Steel Division: Normandy 44’s Back To Hell DLC launches

Steel Division

Even though it never caught on quite as strongly with the multiplayer crowd as the Wargame series, Eugen System‘s Steel Division: Normandy 44 was an easy recommendation, at least according to our resident strategy boffin Tim Stone. Using the same wildly scaleable engine tech first seen in RUSE, Steel Division allowed RTS battles to play out on almost any scale, from ultra-detailed vehicular skirmishes to operational overviews as abstract pieces move across the map, battle-lines shifting around them.

Eugen and publisher Paradox have supported the game well since its original release with a good mix of free and paid addons, despite online player-counts being lower than hoped. Today, the second major DLC pack for the game – Back To Hell – has rolled out, dense with shiny new tanks and scenic European hedgerows just waiting to be bombed into iron filings and ashes.

Back To Hell promises more of the same, writ large. Two new historical heroes, and four new playable divisions, including the famed Desert Rats (the British 7th armored division) and the French Demi-Brigade SAS. On the less freedom-minded side of things you’ll find the 2nd Panzerdivision and the Festungs Gross-Paris playable across a variety of modes.

The real meat of Back To Hell is seven more historical scenarios, most of which can be played in any mode and from any perspective, be it solo, co-op or online, allied or axis. There’s 11 different divisions at work in these missions, many exclusive to these particular scenarios, and divided up across all these new military forces is a lengthy 58 new unit types which I won’t even try to all list here.

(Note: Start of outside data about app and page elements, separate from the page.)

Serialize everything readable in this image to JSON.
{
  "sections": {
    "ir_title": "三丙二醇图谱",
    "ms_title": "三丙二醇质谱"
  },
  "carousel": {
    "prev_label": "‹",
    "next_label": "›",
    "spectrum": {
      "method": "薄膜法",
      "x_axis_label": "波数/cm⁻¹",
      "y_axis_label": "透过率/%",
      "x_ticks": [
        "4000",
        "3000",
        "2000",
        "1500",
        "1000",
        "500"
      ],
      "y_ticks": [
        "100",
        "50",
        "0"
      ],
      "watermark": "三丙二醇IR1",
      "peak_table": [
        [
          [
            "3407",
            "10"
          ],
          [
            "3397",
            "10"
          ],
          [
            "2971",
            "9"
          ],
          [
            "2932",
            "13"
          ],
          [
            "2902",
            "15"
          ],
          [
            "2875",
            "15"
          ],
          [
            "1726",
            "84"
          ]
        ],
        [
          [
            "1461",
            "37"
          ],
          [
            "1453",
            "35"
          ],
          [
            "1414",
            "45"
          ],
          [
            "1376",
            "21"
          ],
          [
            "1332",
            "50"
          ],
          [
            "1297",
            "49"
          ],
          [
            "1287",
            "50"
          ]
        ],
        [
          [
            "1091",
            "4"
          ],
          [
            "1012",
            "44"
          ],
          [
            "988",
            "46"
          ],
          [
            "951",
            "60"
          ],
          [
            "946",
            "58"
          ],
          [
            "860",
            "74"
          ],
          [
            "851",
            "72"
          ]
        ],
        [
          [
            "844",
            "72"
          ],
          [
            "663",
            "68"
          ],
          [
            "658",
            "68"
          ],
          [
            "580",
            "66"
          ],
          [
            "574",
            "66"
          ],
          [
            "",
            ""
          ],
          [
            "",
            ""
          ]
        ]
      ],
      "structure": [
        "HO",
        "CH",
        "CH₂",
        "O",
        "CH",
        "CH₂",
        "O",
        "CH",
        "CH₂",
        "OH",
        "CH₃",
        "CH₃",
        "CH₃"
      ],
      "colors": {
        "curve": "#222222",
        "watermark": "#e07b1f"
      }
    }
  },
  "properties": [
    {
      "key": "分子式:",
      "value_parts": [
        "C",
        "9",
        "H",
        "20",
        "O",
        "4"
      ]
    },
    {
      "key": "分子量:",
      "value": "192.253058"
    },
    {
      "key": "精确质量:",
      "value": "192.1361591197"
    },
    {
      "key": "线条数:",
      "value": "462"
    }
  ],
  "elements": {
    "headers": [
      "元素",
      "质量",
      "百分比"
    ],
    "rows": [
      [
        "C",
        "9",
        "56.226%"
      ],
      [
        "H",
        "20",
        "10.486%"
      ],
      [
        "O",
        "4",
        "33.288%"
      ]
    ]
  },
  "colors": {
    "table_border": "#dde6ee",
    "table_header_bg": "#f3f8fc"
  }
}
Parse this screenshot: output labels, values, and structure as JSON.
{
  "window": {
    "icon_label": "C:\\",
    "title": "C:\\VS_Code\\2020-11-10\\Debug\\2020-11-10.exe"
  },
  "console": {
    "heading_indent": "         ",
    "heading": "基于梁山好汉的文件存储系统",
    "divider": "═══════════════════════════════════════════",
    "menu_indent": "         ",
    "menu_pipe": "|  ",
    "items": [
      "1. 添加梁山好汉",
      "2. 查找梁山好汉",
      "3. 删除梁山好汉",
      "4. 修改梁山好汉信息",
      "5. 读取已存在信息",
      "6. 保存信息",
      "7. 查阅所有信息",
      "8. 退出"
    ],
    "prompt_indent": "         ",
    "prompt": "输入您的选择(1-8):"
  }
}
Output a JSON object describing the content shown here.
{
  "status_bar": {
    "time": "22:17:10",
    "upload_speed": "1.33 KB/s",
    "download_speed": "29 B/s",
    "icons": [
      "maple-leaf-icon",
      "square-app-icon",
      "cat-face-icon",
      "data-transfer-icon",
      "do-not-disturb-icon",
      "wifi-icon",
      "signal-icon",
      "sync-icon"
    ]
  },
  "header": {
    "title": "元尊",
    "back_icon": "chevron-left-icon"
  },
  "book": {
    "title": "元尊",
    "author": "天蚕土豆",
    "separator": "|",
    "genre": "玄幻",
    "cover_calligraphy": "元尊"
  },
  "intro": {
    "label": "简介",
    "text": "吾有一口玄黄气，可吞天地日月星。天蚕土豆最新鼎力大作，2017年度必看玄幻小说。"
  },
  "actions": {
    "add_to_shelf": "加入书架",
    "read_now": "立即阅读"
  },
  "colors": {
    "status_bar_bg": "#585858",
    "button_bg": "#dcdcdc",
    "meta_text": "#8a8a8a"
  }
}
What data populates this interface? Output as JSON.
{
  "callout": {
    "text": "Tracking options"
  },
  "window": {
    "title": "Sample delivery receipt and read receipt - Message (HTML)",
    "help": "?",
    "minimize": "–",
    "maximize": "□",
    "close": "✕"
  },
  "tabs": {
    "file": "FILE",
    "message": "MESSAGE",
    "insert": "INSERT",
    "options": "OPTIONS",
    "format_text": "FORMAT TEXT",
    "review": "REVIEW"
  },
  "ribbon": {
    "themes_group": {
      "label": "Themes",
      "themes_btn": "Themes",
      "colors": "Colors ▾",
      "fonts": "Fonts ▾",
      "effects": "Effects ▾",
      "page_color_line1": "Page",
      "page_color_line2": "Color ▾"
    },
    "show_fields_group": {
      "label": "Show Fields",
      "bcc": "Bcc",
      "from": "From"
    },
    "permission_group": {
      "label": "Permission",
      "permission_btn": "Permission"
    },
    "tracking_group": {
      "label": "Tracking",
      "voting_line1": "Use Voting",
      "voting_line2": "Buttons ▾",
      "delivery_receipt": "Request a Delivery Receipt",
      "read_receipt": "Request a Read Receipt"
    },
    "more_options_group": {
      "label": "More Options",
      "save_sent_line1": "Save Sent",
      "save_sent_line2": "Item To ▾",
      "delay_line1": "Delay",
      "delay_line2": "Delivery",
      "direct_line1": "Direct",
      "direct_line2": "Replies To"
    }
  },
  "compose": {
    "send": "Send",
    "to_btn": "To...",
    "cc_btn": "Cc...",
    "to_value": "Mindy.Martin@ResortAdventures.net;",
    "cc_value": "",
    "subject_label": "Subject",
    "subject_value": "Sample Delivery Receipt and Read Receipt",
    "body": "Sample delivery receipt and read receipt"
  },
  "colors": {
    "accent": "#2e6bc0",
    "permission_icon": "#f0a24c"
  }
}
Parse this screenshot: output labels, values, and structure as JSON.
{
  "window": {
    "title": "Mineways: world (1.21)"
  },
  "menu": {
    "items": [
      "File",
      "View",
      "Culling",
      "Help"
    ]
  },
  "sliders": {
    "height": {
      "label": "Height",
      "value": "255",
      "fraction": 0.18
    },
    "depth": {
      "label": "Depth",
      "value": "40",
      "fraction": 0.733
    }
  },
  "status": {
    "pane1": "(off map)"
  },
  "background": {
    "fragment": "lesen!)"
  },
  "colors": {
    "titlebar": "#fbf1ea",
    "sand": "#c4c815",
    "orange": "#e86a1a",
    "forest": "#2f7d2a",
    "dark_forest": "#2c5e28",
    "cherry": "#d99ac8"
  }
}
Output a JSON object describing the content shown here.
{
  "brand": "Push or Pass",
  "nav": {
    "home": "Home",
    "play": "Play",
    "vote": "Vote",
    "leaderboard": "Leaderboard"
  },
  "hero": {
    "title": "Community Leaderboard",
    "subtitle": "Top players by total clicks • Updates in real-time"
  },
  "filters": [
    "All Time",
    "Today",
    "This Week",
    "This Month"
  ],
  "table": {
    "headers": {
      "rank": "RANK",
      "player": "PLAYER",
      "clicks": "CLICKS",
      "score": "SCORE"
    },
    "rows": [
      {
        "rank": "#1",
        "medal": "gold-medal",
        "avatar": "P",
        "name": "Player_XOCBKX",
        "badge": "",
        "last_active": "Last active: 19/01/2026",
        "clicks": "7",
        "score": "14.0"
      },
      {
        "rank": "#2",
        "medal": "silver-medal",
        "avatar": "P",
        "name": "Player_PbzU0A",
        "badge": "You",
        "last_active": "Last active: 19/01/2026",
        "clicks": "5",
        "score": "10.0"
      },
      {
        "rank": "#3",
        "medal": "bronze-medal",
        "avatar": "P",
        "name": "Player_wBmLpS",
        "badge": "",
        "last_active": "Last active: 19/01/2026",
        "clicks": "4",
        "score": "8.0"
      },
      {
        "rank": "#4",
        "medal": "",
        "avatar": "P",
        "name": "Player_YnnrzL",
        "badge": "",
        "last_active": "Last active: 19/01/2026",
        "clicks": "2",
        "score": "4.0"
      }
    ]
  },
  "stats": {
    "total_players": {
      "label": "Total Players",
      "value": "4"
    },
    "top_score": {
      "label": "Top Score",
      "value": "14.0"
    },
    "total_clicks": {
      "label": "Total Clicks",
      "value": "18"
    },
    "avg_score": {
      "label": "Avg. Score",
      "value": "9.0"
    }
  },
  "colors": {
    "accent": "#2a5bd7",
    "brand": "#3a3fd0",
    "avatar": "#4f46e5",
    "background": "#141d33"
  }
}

Needless to say, history buffs will be pleased, and those only just dipping their toes into the world of large-scale WW2 military combat… well, you might want to just stick to the base game for the moment, especially as this DLC presently costs almost as much as the entire core game. The launch of Back To Hell is accompanied by a steep 70% discount on the original release via Steam, with other platforms hopefully soon to follow.

You can pick up the Back To Hell DLC here on Steam for £11.39/$15, as part of a respectably discounted bundle along with all other DLC and the deluxe edition of the game here, and newcomers might want to just stick to the basics, with the core game discounted down to £13.49/$18 here, the lowest Steel Division has sold for.


  1. Hunchback says:

    As a huge fan of COH, i am quite interested in this… Anyone with experience in both could provide some insight?

    • GrinningD says:

      In a nutshell it is CoH writ large with no bases.

      You prepare your division before a battle and then deploy the units as reserves throughout the game based on points system.

      Check out youtubers Rangroo, Khan Ulric and VulcanHD and have a watch of one of their shoutcasts.

    • Rich says:

      In case you haven’t tried it, the Origins DLC that ports the original Men of War into Men of War Assault Squad 2 is a lot of fun. I bounced right off Men of War in its original form, since it was so fiddly, but the port seems to have tightened the mechanics up considerably. Sadly the voice acting is as rubbish as ever.

    • lich0 says:

      I’d say Steel Division is closer to Close Combat than CoH, with a more realistic approach to combat. Vehicles have no healthbars, battles take place on a larger scale, engagements happen on higher ranges, you control more units, have access to more unit types, and have much more control over artillery and air support. You need to take account of logistics to some extent, since units don’t have unlimited ammo. There is no base building at all.

      There are some similarities between the two, like the cover system, LoS being obstructed by the environment, possibility to garrison buildings with infantry, but SD has a morale system on top of that. Your units, including armour, can panic and retreat.

      From a gameplay perspective, SD can be as intense as CoH, if not more. I find tank battles particularly exciting. Since engagements in SD are larger it’s less about microing single units and more about tactical manoeuvres, reckon and utilising arty/air support. It is worth mentioning that the AI is pretty good.

  2. pookie101 says:

    I might pick this DLC up next pay day. I’ve always played their games single player and basically they gave up on that form of play until now

  3. Slazia says:

    I really like this game, but nobody plays it.

    I was really hoping they would add options so we could play smaller battles (as you can with Wargame: RD), but all the 10v10 games end up being massive spam fights.

    I bought this game at launch and guess I was hoping for more customization.

  4. gmx0 says:

    The thing that’s preventing me from playing this game is its title just sounds like your trite World War 2 strategy game. I’m sick of playing in that particular historical era. If they did something like another war, or even better, alternate history, or even Act of War in that engine, I would be more interested.

    • mavrik says:

      Their previous games take Cold War era as their basis and are awesome – it’s rare to see and play with really dangerous things like T-72 and Abrams tanks in a realistic RTS.

      I’d recommend Wargame: Airland Battle for that :)

  5. Cartras says:

    I like the game, I don’t regret buying it and playing it (single player only!), but it just doesn’t click for me like WG:RD does. I miss the campaign map, the multi-turn/day battles over the same real estate and capture zones, and the sense of each battle contributing to the overall campaign. I hope the next “Wargame:xxx” title is in development.